Assignment.
Search the records for the string "태어났다면", then copy each line where it appears.

(Saved data entries)
○ ○ ○ ○

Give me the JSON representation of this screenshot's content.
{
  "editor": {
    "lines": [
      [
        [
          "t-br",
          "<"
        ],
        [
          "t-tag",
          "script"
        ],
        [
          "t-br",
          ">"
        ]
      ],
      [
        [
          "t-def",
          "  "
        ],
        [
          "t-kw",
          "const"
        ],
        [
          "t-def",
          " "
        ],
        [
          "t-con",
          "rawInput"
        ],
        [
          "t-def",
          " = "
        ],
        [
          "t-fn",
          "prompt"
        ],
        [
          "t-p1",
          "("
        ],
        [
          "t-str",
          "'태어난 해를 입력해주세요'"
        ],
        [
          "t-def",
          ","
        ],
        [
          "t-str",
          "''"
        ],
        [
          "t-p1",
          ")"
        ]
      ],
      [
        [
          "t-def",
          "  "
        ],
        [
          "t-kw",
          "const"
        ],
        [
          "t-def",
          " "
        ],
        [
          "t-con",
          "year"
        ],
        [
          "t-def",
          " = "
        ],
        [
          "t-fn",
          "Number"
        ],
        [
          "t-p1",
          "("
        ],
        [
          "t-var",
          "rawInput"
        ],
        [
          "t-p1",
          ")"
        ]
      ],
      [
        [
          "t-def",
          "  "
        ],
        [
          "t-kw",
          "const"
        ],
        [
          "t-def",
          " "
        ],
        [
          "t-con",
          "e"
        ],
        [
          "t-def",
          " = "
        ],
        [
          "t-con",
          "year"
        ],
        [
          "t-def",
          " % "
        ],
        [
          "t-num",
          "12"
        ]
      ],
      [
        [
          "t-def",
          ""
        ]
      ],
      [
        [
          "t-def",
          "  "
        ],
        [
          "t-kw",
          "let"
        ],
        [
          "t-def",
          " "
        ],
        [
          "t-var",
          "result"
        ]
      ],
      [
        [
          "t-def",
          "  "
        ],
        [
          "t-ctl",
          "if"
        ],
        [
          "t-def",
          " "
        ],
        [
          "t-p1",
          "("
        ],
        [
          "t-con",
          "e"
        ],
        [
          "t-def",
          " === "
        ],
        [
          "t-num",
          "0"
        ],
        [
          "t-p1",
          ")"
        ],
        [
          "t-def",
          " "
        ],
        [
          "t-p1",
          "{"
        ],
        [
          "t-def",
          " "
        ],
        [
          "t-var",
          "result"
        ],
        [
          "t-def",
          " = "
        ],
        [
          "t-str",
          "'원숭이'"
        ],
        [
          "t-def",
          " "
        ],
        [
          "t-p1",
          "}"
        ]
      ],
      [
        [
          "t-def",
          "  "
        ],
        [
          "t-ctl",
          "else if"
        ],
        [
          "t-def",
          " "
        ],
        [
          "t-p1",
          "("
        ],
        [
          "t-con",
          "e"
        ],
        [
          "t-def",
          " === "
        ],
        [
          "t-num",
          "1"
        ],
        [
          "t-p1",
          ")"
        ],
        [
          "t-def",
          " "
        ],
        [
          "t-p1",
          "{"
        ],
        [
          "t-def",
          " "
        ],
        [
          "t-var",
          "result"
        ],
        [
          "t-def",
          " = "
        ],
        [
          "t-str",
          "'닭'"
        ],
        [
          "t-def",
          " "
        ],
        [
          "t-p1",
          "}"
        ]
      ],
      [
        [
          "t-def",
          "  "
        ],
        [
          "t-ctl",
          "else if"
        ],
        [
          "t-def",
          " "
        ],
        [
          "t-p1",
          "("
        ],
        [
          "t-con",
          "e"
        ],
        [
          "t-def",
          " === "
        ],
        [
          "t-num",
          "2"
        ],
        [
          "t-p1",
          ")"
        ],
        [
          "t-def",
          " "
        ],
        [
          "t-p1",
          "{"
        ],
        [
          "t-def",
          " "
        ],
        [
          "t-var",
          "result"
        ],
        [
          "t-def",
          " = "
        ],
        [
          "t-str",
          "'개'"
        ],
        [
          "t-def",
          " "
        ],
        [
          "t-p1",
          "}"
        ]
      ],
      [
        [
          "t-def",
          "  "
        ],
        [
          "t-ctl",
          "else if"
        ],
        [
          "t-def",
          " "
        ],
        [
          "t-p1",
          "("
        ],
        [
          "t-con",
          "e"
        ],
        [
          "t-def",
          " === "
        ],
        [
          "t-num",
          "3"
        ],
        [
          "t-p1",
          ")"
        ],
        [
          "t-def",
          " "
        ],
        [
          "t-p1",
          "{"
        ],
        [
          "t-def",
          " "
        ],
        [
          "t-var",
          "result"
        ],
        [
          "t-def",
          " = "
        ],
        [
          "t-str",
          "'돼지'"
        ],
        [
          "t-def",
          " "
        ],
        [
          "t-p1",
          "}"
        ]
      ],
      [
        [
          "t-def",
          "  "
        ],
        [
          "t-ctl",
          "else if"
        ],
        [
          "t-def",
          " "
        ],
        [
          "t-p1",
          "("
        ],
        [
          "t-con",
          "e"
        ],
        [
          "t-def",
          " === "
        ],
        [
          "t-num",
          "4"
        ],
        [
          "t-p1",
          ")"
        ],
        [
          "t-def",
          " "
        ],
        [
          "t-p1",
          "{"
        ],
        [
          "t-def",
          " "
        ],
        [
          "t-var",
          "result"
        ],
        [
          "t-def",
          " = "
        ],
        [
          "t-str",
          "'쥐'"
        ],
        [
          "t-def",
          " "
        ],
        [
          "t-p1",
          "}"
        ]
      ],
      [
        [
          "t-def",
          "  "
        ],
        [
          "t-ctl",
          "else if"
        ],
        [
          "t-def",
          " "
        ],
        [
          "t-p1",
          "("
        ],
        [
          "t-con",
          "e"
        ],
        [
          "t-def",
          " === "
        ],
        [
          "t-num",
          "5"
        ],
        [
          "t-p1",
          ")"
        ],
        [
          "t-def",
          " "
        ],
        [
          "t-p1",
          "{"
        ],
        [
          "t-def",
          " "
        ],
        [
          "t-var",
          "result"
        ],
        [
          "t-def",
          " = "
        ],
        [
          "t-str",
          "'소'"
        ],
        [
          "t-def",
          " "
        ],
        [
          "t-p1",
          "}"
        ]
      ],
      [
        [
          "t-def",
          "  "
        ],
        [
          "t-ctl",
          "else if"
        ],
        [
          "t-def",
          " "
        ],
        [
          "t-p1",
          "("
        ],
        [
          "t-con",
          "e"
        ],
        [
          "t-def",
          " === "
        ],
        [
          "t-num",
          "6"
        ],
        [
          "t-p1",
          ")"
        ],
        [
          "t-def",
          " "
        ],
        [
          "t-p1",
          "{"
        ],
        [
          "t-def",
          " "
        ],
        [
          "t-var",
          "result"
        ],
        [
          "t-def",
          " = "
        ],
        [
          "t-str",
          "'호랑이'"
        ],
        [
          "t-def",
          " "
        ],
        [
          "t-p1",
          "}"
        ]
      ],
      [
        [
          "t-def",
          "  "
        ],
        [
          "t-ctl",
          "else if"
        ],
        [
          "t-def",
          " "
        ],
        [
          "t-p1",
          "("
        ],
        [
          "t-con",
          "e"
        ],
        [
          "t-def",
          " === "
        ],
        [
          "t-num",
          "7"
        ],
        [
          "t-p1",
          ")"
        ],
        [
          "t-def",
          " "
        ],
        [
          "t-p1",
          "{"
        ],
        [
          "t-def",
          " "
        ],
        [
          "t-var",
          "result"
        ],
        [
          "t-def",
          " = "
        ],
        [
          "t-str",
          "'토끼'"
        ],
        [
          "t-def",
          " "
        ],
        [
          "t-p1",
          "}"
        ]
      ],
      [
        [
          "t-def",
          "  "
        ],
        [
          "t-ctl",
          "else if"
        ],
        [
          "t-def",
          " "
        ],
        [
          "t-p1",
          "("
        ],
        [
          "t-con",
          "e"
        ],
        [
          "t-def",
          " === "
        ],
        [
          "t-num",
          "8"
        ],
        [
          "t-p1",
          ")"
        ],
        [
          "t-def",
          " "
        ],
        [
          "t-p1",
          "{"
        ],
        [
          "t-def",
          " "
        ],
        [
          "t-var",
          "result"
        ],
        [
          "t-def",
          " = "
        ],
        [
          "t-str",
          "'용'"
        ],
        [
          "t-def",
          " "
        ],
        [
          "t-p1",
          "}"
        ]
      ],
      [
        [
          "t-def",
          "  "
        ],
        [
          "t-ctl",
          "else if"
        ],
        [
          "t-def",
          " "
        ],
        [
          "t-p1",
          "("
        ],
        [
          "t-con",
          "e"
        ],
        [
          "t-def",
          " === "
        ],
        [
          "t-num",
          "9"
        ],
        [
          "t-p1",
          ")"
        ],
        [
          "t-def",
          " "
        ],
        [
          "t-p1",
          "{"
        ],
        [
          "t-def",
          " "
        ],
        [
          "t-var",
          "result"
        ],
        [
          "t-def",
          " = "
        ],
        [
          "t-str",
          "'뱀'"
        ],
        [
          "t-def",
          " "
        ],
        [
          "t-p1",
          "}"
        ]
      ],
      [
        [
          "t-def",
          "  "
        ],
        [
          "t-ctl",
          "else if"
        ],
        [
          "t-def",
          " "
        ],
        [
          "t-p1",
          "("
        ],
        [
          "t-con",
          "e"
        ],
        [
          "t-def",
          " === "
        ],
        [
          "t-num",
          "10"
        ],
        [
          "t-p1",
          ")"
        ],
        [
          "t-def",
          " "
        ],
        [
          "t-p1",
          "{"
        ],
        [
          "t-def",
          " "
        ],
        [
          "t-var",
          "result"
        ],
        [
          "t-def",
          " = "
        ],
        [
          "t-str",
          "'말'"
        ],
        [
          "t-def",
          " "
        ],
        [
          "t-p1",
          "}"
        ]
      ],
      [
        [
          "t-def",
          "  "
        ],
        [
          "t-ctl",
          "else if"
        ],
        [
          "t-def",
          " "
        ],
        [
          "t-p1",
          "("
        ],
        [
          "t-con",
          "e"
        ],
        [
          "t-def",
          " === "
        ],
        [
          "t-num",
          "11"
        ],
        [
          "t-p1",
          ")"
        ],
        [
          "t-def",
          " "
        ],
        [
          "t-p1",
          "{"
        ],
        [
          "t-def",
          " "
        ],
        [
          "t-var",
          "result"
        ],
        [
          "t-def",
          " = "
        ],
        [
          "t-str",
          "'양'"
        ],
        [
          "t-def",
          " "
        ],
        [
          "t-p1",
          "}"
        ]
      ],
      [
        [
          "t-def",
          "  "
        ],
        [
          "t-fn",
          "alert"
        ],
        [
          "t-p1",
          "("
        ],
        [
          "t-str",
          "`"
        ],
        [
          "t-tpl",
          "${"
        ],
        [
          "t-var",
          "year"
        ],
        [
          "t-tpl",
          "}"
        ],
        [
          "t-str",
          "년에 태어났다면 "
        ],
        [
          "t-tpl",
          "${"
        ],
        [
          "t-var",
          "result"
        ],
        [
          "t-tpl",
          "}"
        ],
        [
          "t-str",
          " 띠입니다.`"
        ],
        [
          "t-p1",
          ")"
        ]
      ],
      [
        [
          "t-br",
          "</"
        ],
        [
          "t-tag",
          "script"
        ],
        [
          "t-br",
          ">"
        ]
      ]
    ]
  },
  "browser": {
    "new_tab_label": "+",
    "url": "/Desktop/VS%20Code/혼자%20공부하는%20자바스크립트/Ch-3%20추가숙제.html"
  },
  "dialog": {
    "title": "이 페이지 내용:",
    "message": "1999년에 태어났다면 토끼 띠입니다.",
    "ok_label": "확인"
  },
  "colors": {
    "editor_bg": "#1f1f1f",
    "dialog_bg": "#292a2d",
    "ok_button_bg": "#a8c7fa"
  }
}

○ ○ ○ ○

Reply to the task.
          "년에 태어났다면 "
    "message": "1999년에 태어났다면 토끼 띠입니다.",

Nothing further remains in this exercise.